:: TASK DETAILS ::
Leave no picture in, and give every entry again exactly.

Extracted records

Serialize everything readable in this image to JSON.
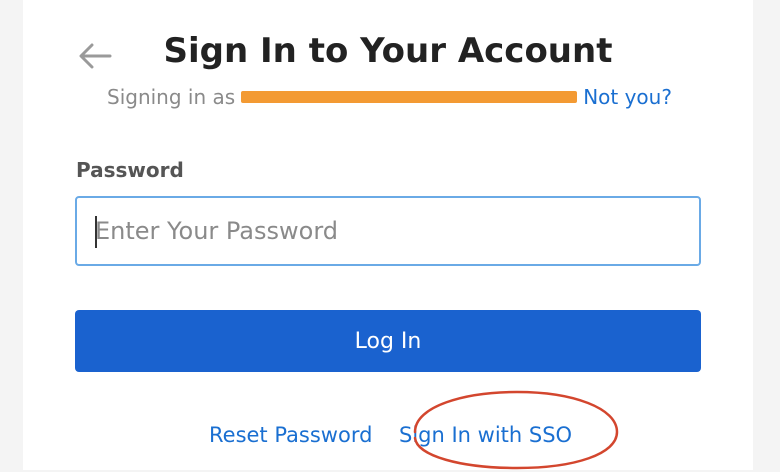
{
  "header": {
    "title": "Sign In to Your Account",
    "back_icon": "arrow-left-icon"
  },
  "account": {
    "signing_in_as": "Signing in as",
    "not_you": "Not you?"
  },
  "password": {
    "label": "Password",
    "value": "",
    "placeholder": "Enter Your Password"
  },
  "actions": {
    "login_label": "Log In",
    "reset_password": "Reset Password",
    "sso": "Sign In with SSO"
  },
  "colors": {
    "primary": "#1a62cf",
    "link": "#1a6fd1",
    "input_border": "#6aaae6",
    "redaction": "#f39a33",
    "annotation": "#d3462e"
  }
}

:: RESPONSE ::
Serialize everything readable in this image to JSON.
{
  "header": {
    "title": "Sign In to Your Account",
    "back_icon": "arrow-left-icon"
  },
  "account": {
    "signing_in_as": "Signing in as",
    "not_you": "Not you?"
  },
  "password": {
    "label": "Password",
    "value": "",
    "placeholder": "Enter Your Password"
  },
  "actions": {
    "login_label": "Log In",
    "reset_password": "Reset Password",
    "sso": "Sign In with SSO"
  },
  "colors": {
    "primary": "#1a62cf",
    "link": "#1a6fd1",
    "input_border": "#6aaae6",
    "redaction": "#f39a33",
    "annotation": "#d3462e"
  }
}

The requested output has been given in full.